<<<<

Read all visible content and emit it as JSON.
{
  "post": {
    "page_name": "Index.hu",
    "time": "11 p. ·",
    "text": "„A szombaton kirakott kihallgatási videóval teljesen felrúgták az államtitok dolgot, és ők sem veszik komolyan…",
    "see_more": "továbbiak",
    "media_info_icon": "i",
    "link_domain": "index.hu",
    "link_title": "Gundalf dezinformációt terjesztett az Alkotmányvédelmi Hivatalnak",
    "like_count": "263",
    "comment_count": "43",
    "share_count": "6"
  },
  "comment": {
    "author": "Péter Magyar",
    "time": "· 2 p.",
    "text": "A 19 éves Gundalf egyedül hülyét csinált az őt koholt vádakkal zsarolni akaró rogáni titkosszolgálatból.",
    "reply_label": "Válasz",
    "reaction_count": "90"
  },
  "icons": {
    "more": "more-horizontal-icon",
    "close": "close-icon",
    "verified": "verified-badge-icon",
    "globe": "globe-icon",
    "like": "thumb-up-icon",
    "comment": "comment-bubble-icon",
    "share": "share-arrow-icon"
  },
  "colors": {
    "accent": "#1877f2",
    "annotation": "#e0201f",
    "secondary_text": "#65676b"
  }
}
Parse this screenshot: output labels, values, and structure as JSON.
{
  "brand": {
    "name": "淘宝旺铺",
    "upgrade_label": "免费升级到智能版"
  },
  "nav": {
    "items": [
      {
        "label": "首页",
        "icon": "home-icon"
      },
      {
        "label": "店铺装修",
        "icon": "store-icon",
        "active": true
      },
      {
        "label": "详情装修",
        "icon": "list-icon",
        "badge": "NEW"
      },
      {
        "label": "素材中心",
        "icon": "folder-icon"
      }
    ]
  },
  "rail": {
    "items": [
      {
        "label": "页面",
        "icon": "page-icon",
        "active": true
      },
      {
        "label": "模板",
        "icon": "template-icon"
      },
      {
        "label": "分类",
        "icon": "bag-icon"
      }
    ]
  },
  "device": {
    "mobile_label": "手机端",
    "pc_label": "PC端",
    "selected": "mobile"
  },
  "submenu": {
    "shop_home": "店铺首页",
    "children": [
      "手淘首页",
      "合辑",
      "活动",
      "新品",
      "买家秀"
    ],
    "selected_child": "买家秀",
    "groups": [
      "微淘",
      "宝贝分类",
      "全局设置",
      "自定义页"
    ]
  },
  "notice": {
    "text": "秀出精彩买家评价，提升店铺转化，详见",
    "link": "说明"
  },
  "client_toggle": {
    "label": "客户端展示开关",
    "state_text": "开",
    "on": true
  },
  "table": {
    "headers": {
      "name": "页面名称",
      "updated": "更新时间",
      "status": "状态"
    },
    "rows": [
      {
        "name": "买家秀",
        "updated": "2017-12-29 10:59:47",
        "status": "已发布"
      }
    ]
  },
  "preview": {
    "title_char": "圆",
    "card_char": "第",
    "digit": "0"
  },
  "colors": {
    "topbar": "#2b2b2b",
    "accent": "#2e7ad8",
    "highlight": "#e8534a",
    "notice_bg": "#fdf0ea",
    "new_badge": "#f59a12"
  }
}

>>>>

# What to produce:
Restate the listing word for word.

# Solution:
Read all visible content and emit it as JSON.
{
  "post": {
    "page_name": "Index.hu",
    "time": "11 p. ·",
    "text": "„A szombaton kirakott kihallgatási videóval teljesen felrúgták az államtitok dolgot, és ők sem veszik komolyan…",
    "see_more": "továbbiak",
    "media_info_icon": "i",
    "link_domain": "index.hu",
    "link_title": "Gundalf dezinformációt terjesztett az Alkotmányvédelmi Hivatalnak",
    "like_count": "263",
    "comment_count": "43",
    "share_count": "6"
  },
  "comment": {
    "author": "Péter Magyar",
    "time": "· 2 p.",
    "text": "A 19 éves Gundalf egyedül hülyét csinált az őt koholt vádakkal zsarolni akaró rogáni titkosszolgálatból.",
    "reply_label": "Válasz",
    "reaction_count": "90"
  },
  "icons": {
    "more": "more-horizontal-icon",
    "close": "close-icon",
    "verified": "verified-badge-icon",
    "globe": "globe-icon",
    "like": "thumb-up-icon",
    "comment": "comment-bubble-icon",
    "share": "share-arrow-icon"
  },
  "colors": {
    "accent": "#1877f2",
    "annotation": "#e0201f",
    "secondary_text": "#65676b"
  }
}
Parse this screenshot: output labels, values, and structure as JSON.
{
  "brand": {
    "name": "淘宝旺铺",
    "upgrade_label": "免费升级到智能版"
  },
  "nav": {
    "items": [
      {
        "label": "首页",
        "icon": "home-icon"
      },
      {
        "label": "店铺装修",
        "icon": "store-icon",
        "active": true
      },
      {
        "label": "详情装修",
        "icon": "list-icon",
        "badge": "NEW"
      },
      {
        "label": "素材中心",
        "icon": "folder-icon"
      }
    ]
  },
  "rail": {
    "items": [
      {
        "label": "页面",
        "icon": "page-icon",
        "active": true
      },
      {
        "label": "模板",
        "icon": "template-icon"
      },
      {
        "label": "分类",
        "icon": "bag-icon"
      }
    ]
  },
  "device": {
    "mobile_label": "手机端",
    "pc_label": "PC端",
    "selected": "mobile"
  },
  "submenu": {
    "shop_home": "店铺首页",
    "children": [
      "手淘首页",
      "合辑",
      "活动",
      "新品",
      "买家秀"
    ],
    "selected_child": "买家秀",
    "groups": [
      "微淘",
      "宝贝分类",
      "全局设置",
      "自定义页"
    ]
  },
  "notice": {
    "text": "秀出精彩买家评价，提升店铺转化，详见",
    "link": "说明"
  },
  "client_toggle": {
    "label": "客户端展示开关",
    "state_text": "开",
    "on": true
  },
  "table": {
    "headers": {
      "name": "页面名称",
      "updated": "更新时间",
      "status": "状态"
    },
    "rows": [
      {
        "name": "买家秀",
        "updated": "2017-12-29 10:59:47",
        "status": "已发布"
      }
    ]
  },
  "preview": {
    "title_char": "圆",
    "card_char": "第",
    "digit": "0"
  },
  "colors": {
    "topbar": "#2b2b2b",
    "accent": "#2e7ad8",
    "highlight": "#e8534a",
    "notice_bg": "#fdf0ea",
    "new_badge": "#f59a12"
  }
}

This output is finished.